This time of year we convert the old computer cabinet used to store non-refrigerated produce to a germination closet. We have a thermostat hooked to a space heater that keeps the closet at whatever desired temp needed to sprout the seeds.
It's not exactly up to code, but since it will only be used for a few months and then removed , we just live with the risk.
We started our Heirloom Grape ("Crack-berries") and Early Girl tomato seeds a few days after Christmas.
On January 3rd the seedlings started sprouting.
On January 5th, mice found the closet and feasted on Organic Tomato seedlings.
This is one of the lessons I always share with beginning farmers, it's a rare event
when things go as planned if your an organic farmer. As a consummate planner, this
was and still is by far is the most difficult lesson to learn.
What you do to mitigate the unknown is to plan for an early start, so if you have to re-do things there is time (usually).
After a week of trapping mice with old fashioned mouse traps and extra crunchy peanut
butter (7 confirmed KILLS!!), more seeds were started.
On January 15th round two of the Heirloom Grape ("Crack-berries") and Early Girl tomato
seedlings start sprouting.
Moving these seedlings to the 50 cell flats they will spend the next 5 weeks is probably
the easiest thing we do.
One of the tools we use to for our seedlings is our ebb & flow water tables.
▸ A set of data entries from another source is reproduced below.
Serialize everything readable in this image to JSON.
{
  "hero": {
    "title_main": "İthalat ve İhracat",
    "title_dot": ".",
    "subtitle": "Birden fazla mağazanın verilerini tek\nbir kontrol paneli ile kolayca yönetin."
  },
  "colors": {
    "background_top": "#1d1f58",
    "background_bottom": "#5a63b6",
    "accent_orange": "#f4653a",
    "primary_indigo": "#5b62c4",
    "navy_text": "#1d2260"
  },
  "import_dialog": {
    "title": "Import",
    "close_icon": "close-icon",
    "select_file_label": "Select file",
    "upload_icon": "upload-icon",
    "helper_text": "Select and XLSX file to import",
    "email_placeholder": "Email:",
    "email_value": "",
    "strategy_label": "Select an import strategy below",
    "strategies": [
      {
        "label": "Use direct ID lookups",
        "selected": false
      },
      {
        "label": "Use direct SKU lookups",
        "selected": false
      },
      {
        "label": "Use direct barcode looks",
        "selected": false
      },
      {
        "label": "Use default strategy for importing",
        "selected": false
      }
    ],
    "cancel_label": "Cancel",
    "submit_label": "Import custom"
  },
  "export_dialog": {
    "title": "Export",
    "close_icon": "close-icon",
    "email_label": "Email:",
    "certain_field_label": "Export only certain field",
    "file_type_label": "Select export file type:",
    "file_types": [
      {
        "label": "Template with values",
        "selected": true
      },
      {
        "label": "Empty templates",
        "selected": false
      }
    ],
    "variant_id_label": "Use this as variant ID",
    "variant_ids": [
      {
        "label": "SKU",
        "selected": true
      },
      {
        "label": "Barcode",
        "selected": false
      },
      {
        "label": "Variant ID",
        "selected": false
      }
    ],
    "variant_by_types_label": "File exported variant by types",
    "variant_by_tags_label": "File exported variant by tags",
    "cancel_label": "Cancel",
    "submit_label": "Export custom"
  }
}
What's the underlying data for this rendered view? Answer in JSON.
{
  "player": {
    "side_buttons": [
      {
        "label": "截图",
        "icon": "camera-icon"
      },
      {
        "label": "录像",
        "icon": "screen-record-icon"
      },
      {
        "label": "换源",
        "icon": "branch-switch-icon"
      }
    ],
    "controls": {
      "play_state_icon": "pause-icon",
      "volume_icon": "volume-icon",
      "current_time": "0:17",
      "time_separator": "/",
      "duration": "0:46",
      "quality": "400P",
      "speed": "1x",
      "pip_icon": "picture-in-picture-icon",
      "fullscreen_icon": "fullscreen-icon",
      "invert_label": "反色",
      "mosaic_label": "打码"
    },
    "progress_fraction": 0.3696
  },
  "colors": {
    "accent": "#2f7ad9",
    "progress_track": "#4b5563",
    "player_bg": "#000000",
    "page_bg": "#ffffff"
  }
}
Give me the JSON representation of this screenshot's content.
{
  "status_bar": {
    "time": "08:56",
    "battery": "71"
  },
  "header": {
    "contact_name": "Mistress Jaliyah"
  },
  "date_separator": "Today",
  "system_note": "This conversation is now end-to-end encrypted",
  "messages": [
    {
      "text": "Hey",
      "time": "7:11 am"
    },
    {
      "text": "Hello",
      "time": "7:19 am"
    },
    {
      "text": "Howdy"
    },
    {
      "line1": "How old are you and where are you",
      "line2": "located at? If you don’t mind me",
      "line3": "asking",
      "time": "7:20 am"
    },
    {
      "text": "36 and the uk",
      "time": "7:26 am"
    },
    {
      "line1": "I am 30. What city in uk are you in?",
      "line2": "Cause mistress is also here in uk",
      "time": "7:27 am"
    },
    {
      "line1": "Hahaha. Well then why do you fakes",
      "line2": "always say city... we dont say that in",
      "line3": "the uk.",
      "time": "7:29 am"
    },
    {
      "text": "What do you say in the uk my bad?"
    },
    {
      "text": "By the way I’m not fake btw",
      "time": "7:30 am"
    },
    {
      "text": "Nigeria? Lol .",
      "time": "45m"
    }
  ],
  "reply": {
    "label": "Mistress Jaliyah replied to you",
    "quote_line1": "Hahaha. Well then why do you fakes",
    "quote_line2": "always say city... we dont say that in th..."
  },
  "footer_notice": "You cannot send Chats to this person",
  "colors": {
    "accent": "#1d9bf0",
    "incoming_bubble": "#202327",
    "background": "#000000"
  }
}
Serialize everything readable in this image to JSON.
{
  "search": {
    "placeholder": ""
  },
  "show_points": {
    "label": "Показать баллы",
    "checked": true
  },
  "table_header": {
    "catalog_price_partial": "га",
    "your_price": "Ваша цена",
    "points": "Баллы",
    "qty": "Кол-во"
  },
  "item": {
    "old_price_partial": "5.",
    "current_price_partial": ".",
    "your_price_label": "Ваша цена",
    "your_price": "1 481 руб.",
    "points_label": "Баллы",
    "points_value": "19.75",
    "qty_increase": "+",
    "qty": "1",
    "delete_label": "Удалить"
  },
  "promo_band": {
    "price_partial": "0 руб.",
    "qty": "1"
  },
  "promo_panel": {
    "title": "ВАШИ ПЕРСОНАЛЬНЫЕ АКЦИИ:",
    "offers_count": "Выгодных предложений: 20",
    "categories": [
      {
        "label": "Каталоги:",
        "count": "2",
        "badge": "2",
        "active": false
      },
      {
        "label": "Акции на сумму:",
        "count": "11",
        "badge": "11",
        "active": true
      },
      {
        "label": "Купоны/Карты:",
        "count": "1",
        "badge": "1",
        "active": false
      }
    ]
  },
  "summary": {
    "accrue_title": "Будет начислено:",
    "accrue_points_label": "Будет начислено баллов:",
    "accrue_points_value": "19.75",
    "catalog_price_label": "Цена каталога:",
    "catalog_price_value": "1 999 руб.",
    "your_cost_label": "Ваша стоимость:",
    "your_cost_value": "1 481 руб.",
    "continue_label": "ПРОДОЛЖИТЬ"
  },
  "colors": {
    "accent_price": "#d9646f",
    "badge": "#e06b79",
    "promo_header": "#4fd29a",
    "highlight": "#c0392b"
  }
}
These tables are flooded from the bottom up so only the roots of the plants get a drink and the plant itself stays dry. Keeping water off these young sprouts goes a long way towards giving them a good start. THE MOST IMPORTANT protection against the pests that our state serves up is a HEALTHY plant. Managing the water is a key element we focus on.
Sarah helping transplant the tomatoes.
These 1200 tomato seedlings are 'planned' to be in the ground in early March.
The first stage of yellow straight-neck summer squash , dill , parsley and Tyria Cucumbers. This early stage will be grown inside Wilma.
We 'plan' to open the markets in April with the fruits from these plants.
Producing year round means we always are starting seeds, but starting seeds for the first summer crops is special. It gives me hope that our 2013 PLAN has the flexibility needed to ensure another record year.
It all starts with a seed.